Two elements of the divisome likely to form part of the septal peptidoglycan factory (Fig. 1C) are FtsW, a putative transporter of the precursors, and FtsI, which is a septation-specific transpeptidase. In the absence of FtsA or FtsQ, both elements of the peptidoglycan factory can recruit each other into the divisome (Goehring et al., 2006). Finally, FtsN is a late assembling protein that needs the presence of all the components that assemble earlier in order to be recruited. Moreover, even if the entire FtsA-independent complex is assembled, FtsN fails to be recruited in the absence of FtsA (Fig. 1F; Goehring et al., 2006), suggesting that an additional signal activated by the presence of every other division protein is required for its incorporation into the ring.

Ordering the future
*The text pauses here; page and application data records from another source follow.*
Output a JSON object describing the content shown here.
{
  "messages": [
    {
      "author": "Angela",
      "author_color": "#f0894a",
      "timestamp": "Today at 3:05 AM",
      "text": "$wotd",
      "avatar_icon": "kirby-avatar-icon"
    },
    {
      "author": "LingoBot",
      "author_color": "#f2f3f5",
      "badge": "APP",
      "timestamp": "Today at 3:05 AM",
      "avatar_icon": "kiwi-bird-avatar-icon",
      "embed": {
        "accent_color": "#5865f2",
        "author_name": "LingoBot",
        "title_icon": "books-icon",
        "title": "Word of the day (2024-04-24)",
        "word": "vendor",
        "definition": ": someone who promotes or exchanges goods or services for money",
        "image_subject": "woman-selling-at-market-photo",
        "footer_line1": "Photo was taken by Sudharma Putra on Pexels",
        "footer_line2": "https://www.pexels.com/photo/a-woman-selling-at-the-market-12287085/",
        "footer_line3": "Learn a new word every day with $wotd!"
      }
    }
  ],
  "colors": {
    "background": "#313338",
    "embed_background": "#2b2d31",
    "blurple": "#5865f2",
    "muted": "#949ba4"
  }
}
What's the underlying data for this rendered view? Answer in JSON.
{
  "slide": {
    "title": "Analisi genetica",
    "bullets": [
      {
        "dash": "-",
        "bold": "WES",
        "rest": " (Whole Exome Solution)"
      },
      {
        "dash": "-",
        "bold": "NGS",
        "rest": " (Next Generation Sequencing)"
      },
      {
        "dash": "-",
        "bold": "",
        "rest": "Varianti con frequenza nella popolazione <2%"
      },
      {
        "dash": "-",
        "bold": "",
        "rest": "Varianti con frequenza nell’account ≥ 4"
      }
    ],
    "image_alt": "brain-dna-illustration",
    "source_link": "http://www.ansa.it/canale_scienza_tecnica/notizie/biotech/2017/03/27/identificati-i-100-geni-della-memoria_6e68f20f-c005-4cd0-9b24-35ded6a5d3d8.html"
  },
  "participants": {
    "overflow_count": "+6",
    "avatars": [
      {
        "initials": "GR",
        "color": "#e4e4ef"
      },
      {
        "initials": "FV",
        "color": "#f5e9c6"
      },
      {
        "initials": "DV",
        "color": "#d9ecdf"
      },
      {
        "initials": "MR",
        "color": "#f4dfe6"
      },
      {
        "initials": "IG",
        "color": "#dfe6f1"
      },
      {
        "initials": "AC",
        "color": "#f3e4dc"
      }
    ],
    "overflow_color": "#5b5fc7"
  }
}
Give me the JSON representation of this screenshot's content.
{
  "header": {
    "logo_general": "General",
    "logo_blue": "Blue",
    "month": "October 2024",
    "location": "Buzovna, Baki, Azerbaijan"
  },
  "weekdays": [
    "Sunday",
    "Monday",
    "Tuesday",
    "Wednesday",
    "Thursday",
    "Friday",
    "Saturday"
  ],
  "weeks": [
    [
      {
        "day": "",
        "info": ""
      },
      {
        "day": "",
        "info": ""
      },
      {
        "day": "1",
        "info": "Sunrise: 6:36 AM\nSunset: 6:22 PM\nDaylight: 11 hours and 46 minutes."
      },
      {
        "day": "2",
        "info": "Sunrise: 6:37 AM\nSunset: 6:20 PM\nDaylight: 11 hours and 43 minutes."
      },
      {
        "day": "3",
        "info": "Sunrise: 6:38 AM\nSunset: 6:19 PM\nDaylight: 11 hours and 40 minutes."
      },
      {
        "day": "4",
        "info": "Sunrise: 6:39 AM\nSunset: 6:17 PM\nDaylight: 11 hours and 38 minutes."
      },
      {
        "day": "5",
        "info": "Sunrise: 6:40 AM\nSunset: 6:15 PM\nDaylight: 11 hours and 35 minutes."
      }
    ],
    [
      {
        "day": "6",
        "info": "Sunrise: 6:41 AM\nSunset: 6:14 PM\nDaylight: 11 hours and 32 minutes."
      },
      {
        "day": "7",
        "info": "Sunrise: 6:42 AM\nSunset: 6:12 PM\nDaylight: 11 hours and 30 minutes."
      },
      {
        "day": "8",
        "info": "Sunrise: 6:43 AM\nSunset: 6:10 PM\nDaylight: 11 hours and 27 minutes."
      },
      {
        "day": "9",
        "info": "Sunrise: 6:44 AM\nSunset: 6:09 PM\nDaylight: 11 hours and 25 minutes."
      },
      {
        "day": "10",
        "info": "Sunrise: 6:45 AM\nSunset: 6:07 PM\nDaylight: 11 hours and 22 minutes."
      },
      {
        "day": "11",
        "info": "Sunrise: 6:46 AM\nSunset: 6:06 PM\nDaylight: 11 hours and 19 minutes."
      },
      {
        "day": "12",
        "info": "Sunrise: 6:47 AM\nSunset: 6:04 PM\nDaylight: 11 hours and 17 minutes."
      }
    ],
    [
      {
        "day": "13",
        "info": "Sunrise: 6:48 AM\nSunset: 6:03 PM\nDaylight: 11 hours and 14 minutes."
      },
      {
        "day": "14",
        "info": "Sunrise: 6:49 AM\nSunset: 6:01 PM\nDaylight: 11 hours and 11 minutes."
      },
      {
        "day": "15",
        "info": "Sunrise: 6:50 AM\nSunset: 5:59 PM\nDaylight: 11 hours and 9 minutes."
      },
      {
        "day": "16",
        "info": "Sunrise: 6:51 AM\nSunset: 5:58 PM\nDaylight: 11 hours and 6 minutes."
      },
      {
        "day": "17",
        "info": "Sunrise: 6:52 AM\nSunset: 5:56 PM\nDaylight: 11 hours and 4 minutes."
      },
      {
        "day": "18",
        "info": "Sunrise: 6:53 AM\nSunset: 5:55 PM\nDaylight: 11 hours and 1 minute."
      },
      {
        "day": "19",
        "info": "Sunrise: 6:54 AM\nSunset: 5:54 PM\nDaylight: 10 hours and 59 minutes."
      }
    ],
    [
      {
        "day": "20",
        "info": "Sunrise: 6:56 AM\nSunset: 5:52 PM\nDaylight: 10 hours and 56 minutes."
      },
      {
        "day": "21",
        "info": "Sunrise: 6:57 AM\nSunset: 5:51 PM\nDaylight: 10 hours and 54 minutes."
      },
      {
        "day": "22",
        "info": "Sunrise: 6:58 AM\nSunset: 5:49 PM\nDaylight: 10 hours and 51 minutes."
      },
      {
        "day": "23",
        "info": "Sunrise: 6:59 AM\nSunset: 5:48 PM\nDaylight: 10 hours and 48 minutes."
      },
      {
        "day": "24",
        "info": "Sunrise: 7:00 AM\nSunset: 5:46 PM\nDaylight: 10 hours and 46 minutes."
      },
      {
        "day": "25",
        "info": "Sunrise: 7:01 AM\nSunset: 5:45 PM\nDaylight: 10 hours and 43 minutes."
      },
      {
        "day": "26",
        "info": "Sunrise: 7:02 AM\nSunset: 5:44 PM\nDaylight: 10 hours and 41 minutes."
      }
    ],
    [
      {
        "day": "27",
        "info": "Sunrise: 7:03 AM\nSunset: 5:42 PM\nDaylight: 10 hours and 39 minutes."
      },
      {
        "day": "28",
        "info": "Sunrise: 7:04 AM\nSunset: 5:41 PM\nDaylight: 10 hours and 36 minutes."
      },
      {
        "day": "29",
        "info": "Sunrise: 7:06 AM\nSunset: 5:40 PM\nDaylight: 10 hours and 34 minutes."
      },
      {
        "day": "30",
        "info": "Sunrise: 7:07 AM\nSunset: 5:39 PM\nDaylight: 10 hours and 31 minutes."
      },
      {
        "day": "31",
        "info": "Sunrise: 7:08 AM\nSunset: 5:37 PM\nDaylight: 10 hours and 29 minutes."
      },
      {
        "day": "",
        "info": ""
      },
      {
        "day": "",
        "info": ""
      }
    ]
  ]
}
Based on our current knowledge, the assembly of the divisome components to form a division ring appears to be a multistage process in which some concerted events bring together components of the proto-ring, the periplasmic connector and the peptidoglycan factory (Fig. 1B). How these three complexes assemble together, and how they interact with the individual FtsK and FtsN proteins remains to be discovered. In particular the role of FtsN, considered in the linear model as being the last protein to assemble, but able to complement defects in a proto-ring component, FtsA (Dai et al., 1993), remains to be elucidated.
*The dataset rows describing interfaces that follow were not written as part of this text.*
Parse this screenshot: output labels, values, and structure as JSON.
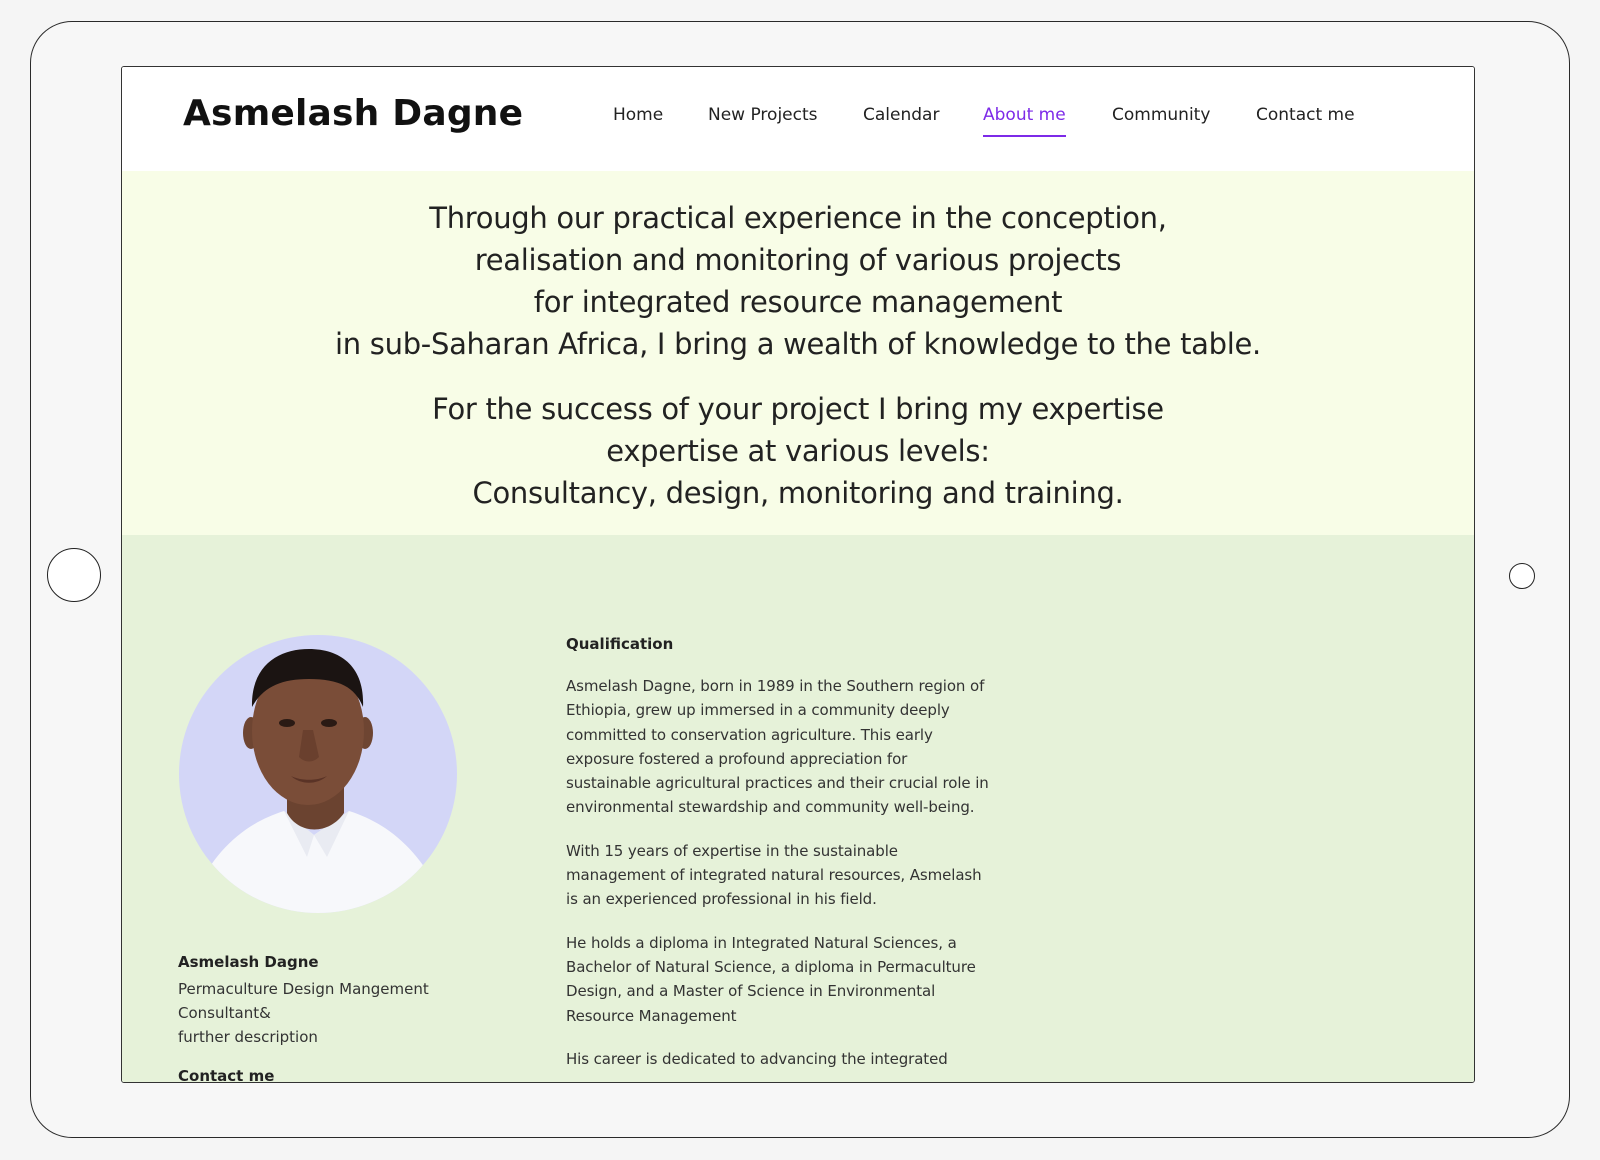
{
  "site": {
    "logo": "Asmelash Dagne"
  },
  "nav": {
    "items": [
      {
        "label": "Home"
      },
      {
        "label": "New Projects"
      },
      {
        "label": "Calendar"
      },
      {
        "label": "About me",
        "active": true
      },
      {
        "label": "Community"
      },
      {
        "label": "Contact me"
      }
    ],
    "active_color": "#7d2ae8"
  },
  "hero": {
    "paragraph1": "Through our practical experience in the conception,\nrealisation and monitoring of various projects\nfor integrated resource management\nin sub-Saharan Africa, I bring a wealth of knowledge to the table.",
    "paragraph2": "For the success of your project I bring my expertise\nexpertise at various levels:\nConsultancy, design, monitoring and training.",
    "background": "#f8fde7"
  },
  "profile": {
    "portrait_icon": "person-portrait",
    "name": "Asmelash Dagne",
    "line1": "Permaculture Design Mangement",
    "line2": "Consultant&",
    "line3": "further description",
    "contact_heading": "Contact me"
  },
  "qualification": {
    "heading": "Qualification",
    "paragraphs": [
      "Asmelash Dagne, born in 1989 in the Southern region of Ethiopia, grew up immersed in a community deeply committed to conservation agriculture. This early exposure fostered a profound appreciation for sustainable agricultural practices and their crucial role in environmental stewardship and community well-being.",
      "With 15 years of expertise in the sustainable management of integrated natural resources, Asmelash is an experienced professional in his field.",
      "He holds a diploma in Integrated Natural Sciences, a Bachelor of Natural Science, a diploma in Permaculture Design, and a Master of Science in Environmental Resource Management",
      "His career is dedicated to advancing the integrated"
    ]
  },
  "colors": {
    "content_background": "#e6f2d9",
    "portrait_background": "#d3d6f7"
  }
}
One caveat of the experimental procedures used to probe divisome assembly is their reliance on protein fusions to fluorescent proteins and overexpression. Although genes encoding fluorescent chimeras are able to complement conditional lethal mutations in the corresponding chromosomal gene, there is no guarantee that their interaction properties duplicate exactly those of their wild-type counterparts. A similar concern can be expressed regarding the overexpression issue. In addition, we cannot fully exclude that temporal regulation of gene expression contributes to the fine-tuning of the assembly process. Six of the proteins that assemble into the division ring (FtsZ, A, Q, L, W and I) are encoded by genes that map together in the dcw cluster, a conserved region in which an abundance of promoters might exert subtle influences on the timing of cell division (Palacios et al., 1996). In addition the dcw cluster harbours genes involved in the synthesis of peptidoglycan precursors (Tamames et al., 2001). Genomic channelling has been invoked as a possible reason for the phylogenetic conservation of genes and gene order in the dcw cluster (Mingorance et al., 2004). It would be no big surprise to find that it also has some role in regulating the assembly of the components of the divisome to effect septation in a fully efficient way.
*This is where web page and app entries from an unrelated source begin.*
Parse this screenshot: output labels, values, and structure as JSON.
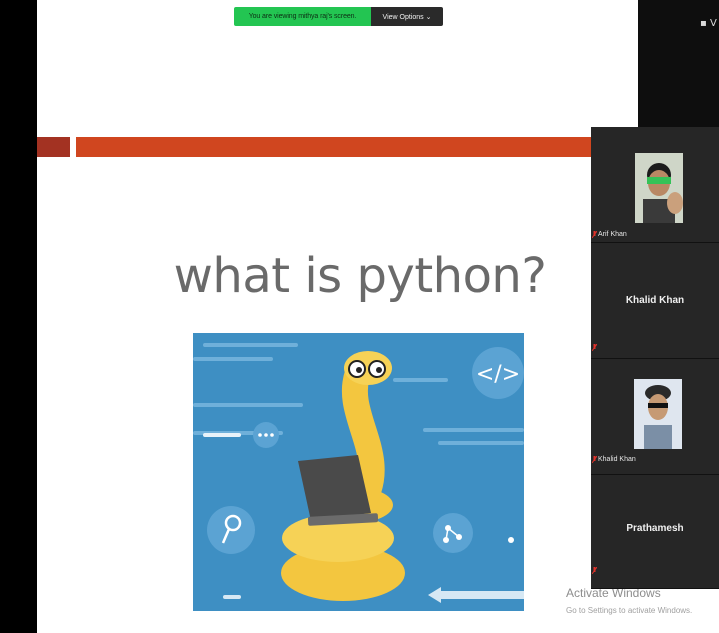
{
  "share_banner": {
    "text": "You are viewing mithya raj's screen.",
    "button": "View Options ⌄"
  },
  "top_right_label": "▪ V",
  "slide": {
    "title": "what is python?"
  },
  "participants": [
    {
      "name": "Arif Khan",
      "mic_muted": true
    },
    {
      "center_name": "Khalid Khan",
      "mic_muted": true
    },
    {
      "name": "Khalid Khan",
      "mic_muted": true
    },
    {
      "center_name": "Prathamesh",
      "mic_muted": true
    }
  ],
  "watermark": {
    "line1": "Activate Windows",
    "line2": "Go to Settings to activate Windows."
  },
  "colors": {
    "band_main": "#d0461f",
    "band_dark": "#a33222",
    "banner_green": "#23c552",
    "illustration_blue": "#3e8fc3",
    "python_yellow": "#f3c63f",
    "mute_red": "#e0322b"
  }
}
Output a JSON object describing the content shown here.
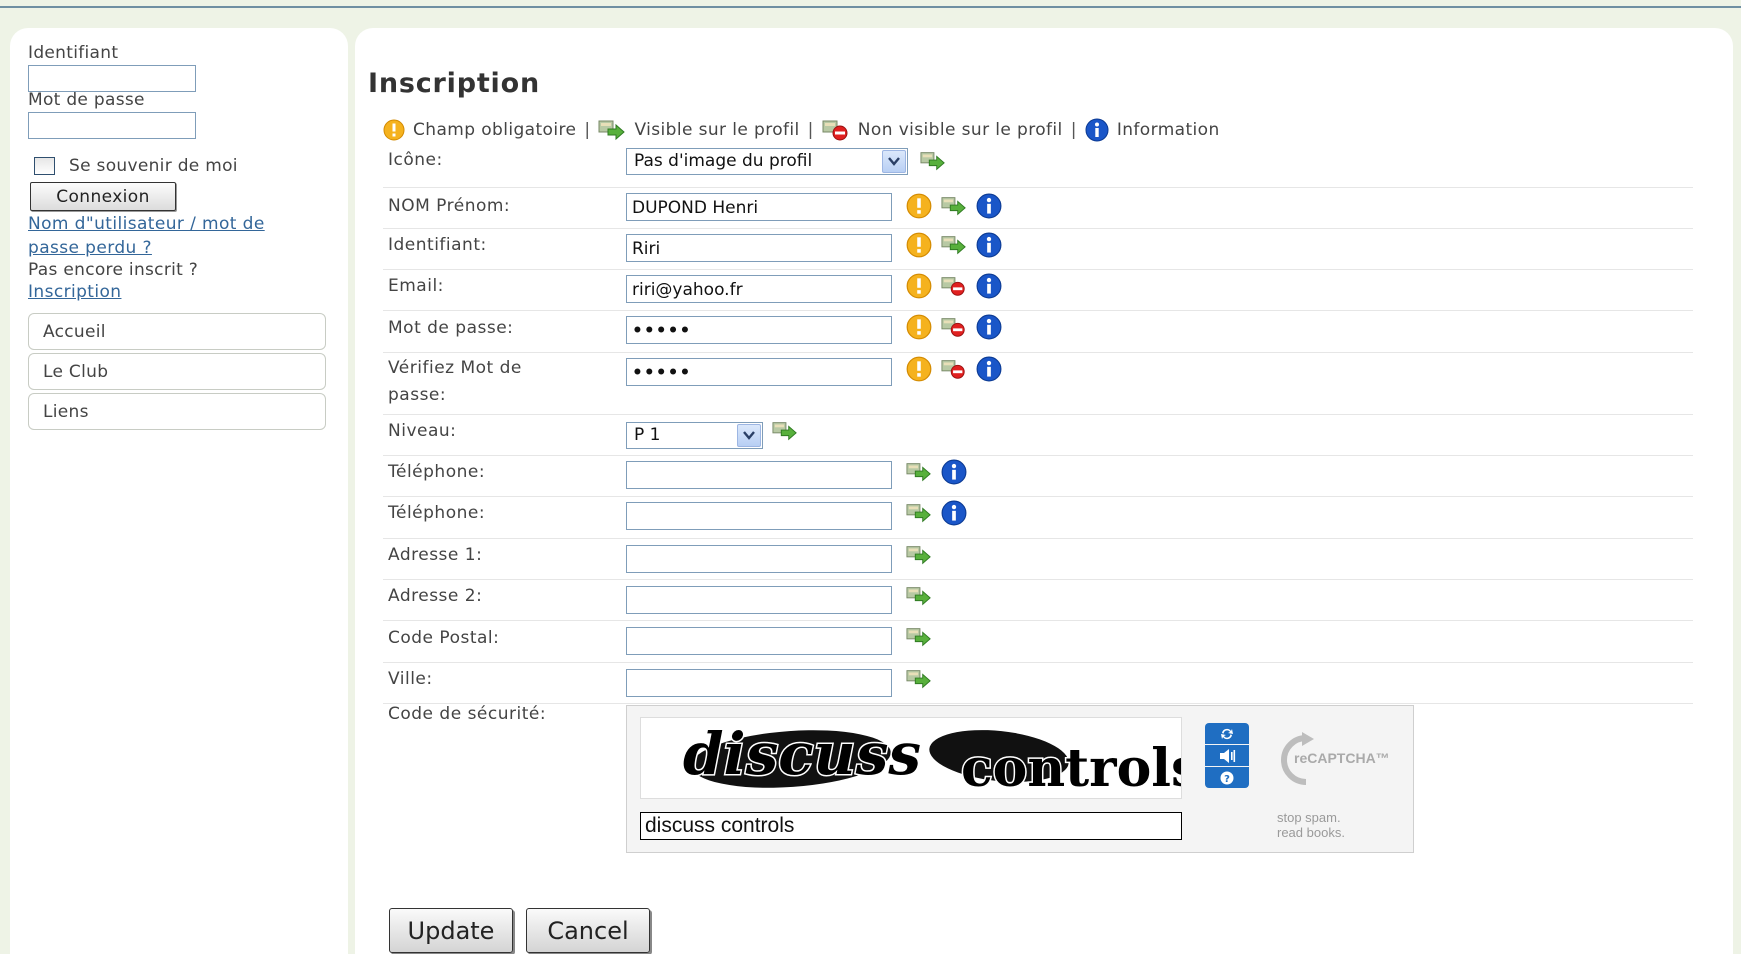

Many open questions on the assembly and functioning of the cell division machinery are likely be answered by in vitro approaches; the reconstitution of the divisome from its parts will be hoped to reveal the exact assembly order and the precise roles of the ring components.


Work in our laboratory is funded by projects GEN2003-20234-C06-02 and BIO2005-02194 from Ministerio de Educación y Ciencia.